Segment Start: Input data

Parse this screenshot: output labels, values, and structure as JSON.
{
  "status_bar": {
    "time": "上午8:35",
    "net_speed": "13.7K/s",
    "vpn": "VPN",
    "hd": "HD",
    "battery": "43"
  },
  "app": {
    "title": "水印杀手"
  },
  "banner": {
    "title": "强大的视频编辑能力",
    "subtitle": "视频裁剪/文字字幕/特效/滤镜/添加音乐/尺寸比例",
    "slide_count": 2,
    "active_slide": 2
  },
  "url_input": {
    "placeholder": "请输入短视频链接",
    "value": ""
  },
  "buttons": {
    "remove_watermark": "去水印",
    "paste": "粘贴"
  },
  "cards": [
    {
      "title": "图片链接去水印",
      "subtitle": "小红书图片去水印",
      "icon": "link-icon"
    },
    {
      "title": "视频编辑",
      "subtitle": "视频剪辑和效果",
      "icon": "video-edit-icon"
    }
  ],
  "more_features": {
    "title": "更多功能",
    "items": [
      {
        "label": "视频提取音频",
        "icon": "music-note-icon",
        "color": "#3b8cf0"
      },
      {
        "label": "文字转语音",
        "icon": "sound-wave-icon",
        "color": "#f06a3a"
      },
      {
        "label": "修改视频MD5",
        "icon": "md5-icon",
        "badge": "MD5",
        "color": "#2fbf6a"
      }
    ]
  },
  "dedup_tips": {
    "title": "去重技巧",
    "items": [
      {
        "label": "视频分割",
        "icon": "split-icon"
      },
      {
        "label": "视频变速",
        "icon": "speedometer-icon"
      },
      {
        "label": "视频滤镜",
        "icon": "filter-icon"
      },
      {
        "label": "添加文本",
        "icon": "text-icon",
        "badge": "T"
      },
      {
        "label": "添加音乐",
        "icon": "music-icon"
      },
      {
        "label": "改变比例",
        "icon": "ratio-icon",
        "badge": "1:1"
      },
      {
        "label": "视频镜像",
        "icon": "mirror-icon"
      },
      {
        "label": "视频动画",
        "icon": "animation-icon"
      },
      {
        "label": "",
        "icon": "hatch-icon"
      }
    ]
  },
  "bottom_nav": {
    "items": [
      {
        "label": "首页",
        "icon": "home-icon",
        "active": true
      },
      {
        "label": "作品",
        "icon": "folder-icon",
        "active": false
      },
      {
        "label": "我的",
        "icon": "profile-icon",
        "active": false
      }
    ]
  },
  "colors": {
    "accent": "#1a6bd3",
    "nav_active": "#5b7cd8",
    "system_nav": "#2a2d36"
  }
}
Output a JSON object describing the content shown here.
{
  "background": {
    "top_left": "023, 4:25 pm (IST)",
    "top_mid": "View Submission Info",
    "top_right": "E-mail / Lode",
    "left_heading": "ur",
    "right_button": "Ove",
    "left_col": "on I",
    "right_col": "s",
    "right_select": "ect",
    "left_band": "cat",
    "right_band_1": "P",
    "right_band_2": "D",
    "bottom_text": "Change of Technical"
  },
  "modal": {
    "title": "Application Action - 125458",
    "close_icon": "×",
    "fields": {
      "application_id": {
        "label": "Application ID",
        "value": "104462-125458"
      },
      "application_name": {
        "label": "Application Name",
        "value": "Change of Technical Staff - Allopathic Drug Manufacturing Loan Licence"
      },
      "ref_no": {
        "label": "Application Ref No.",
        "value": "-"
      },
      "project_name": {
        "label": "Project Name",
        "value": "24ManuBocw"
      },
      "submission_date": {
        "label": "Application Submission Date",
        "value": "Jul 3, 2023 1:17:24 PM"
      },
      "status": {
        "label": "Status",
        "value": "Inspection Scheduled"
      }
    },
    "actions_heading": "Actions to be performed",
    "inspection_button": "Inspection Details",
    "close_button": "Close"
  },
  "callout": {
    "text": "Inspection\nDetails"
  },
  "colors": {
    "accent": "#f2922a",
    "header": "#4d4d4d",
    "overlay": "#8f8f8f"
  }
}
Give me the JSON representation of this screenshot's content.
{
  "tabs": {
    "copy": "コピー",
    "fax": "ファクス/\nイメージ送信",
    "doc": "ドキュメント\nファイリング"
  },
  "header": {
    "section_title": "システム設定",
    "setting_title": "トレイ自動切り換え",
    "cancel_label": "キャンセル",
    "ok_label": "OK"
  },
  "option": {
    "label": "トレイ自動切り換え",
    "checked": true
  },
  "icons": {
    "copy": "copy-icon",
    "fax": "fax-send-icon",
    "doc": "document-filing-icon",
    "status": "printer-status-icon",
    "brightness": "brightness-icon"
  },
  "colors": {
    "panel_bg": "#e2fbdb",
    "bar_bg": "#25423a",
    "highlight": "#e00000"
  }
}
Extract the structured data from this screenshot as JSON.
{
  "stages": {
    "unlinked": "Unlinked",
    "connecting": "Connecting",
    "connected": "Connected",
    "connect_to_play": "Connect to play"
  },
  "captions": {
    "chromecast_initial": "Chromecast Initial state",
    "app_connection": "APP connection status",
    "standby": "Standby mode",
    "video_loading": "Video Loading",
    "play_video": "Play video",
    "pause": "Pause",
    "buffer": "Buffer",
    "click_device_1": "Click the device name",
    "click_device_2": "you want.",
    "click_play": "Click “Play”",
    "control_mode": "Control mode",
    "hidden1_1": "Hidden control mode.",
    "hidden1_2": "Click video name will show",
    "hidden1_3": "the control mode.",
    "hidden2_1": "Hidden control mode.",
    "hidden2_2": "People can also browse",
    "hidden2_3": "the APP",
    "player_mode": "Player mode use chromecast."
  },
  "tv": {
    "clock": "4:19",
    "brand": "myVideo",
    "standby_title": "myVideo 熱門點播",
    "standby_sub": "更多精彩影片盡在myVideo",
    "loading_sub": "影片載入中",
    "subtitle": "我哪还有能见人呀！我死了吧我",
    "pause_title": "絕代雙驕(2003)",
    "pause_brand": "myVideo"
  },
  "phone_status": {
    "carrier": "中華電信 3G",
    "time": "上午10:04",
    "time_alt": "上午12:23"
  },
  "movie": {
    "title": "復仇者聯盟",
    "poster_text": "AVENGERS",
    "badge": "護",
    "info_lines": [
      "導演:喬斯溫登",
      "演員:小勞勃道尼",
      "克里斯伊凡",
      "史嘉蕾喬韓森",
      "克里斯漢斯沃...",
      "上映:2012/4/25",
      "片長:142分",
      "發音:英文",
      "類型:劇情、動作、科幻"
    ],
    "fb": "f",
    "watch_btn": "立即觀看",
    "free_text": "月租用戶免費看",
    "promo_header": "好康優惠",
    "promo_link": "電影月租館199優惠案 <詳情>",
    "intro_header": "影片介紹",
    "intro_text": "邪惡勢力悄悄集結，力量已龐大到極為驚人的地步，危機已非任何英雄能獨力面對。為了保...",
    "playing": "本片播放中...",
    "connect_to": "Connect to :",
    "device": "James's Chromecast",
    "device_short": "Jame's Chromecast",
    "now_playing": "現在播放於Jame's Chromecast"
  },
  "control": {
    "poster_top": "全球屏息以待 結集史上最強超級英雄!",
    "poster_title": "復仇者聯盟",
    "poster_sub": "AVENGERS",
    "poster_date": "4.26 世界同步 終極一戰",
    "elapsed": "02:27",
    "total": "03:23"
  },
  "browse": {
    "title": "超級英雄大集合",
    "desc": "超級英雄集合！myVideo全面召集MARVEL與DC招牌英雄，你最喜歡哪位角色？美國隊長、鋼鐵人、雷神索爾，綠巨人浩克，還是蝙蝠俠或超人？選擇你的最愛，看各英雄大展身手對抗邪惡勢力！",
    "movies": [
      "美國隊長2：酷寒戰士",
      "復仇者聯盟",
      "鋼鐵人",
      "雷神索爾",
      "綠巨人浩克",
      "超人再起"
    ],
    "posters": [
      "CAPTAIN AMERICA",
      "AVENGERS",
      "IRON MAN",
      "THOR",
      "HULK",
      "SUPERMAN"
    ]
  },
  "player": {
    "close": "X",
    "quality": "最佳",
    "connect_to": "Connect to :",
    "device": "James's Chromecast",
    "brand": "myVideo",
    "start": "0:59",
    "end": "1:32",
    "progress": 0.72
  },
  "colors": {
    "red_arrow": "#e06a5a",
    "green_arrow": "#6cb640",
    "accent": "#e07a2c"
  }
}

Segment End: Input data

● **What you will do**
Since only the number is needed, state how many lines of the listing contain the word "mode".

● **Response to this exercise**
6